Ayurveda is the oldest system of natural medicine that we know. And the principles of Ayurveda can bring deep insights to help us understand and prescribe the use of essential oils in modern day aromatherapy.
Ayus means ‘life’ or ‘lifespan’, and Veda means ‘complete knowledge’. So Ayurveda is complete knowledge about life, and about health and how to maintain it. The central tenet of Ayurveda is that good health is a natural state of life — a state of balance. So health becomes disrupted when imbalances accumulate. Therefore it aims to detect early accumulation of imbalances in the system, and prevent them from developing into symptoms by using a variety of methods. In this way, Ayurveda is primarily preventive in its outlook.
One of these approaches is through massage, which is highly rated in Ayurveda. Massage is recommended in terms of daily self-massage (you can try a self massage using warm natural sesame oil every morning before taking a shower; some people notice massive benefit continue through the day, particularly if they suffer from poor circulation), and also using macerated oils in specific treatment regimes. This is very similar in outlook and approach to our approach to aromatherapy, which uses essential oils blended into a ‘carrier oil’ (vegetable oil), so let’s see what our modern understanding can learn from the ancient approach.
According to Ayurveda there are three principles (doshas) that operate in the physiology and in Nature: vata, pitta, and kapha.
Vata governs the function of the nervous system, and is quick, light, cold, rough, moving. People who have a strong vata constitution tend to walk quickly, talk quickly, listen quickly (so they may interrupt you before you’ve finished your sentence). They tend to be of thin build, frequently very bright and alert. When they become imbalanced, this may lead to anxiety, worry, restlessness, insomnia, and also cold hands and feet. They would tend towards dry hair, and dry skin.
Pitta is hot and sharp, and governs metabolism and digestion. People with a preponderance of pitta tend to have energy, ambition, and drive. Because pitta is hot, they suffer less from cold; but on the other hand may tend to overheat in the summer, and may suffer from skin disorders.
Kapha has the qualities of heavy, cold, oily and stable. Kapha people tend to have large framed bodies, and may put on weight rather easily. The hair is thick, lustrous, and they are often very attractive physically. They frequently exude feelings of stability, peace, and contentment. But when out of balance, kapha leads to a lack of flexibility, inertia and lack of enthusiasm.
A qualified ayurvedic practitioner will be able to determine the relative balance of vata, pitta and kapha to a great degree of accuracy by using pulse diagnosis, or nadi vigyan. However the simple description above should be able to help us to quickly recognise which essential oils could be indicated.

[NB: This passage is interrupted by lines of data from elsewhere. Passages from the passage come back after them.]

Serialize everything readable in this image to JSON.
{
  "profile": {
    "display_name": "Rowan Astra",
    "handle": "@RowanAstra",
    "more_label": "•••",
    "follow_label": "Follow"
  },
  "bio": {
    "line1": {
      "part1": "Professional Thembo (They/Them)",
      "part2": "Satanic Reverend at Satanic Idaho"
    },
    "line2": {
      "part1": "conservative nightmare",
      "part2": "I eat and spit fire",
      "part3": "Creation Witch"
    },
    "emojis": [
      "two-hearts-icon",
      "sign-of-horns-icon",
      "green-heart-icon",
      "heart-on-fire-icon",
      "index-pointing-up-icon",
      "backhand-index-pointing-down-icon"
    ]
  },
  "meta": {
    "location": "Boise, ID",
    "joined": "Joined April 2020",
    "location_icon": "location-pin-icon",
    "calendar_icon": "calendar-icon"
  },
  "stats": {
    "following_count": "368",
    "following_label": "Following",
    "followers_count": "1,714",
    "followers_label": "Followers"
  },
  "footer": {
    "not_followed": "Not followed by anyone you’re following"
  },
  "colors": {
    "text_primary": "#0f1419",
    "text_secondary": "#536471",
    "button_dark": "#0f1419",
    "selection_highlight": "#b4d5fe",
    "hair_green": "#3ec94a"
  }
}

For someone with a vata imbalance, we want to provide ease, ease and comfort, reducing agitation and excess mental activity. So we should be on the lookout for oils that are sweet, warming, soft, stabilising. Try Sweet Orange, Ylang Ylang, Vetiver, Sweet Basil, Jasmine, Ginger, Frankincense, Patchouli.
For a pitta type, we will be looking for cooling oils. So think in terms of Mint oils, True Lavender, Rose, Sandalwood, and German Camomile.
Remember that kapha is heavy and oily, so we should be looking for essential oils that are light and will cut through that quality. Think in terms of the confers (pines, firs, spruces), Black Pepper, Tea Tree, Rosemary Verbenone, and Lemon.
It goes without saying that the areas of both ayurveda and essential oils are immensely detailed; and either could take a lifetime of study. Yet the principles are simple and have a commonsense value. And best of all, they are easy to apply.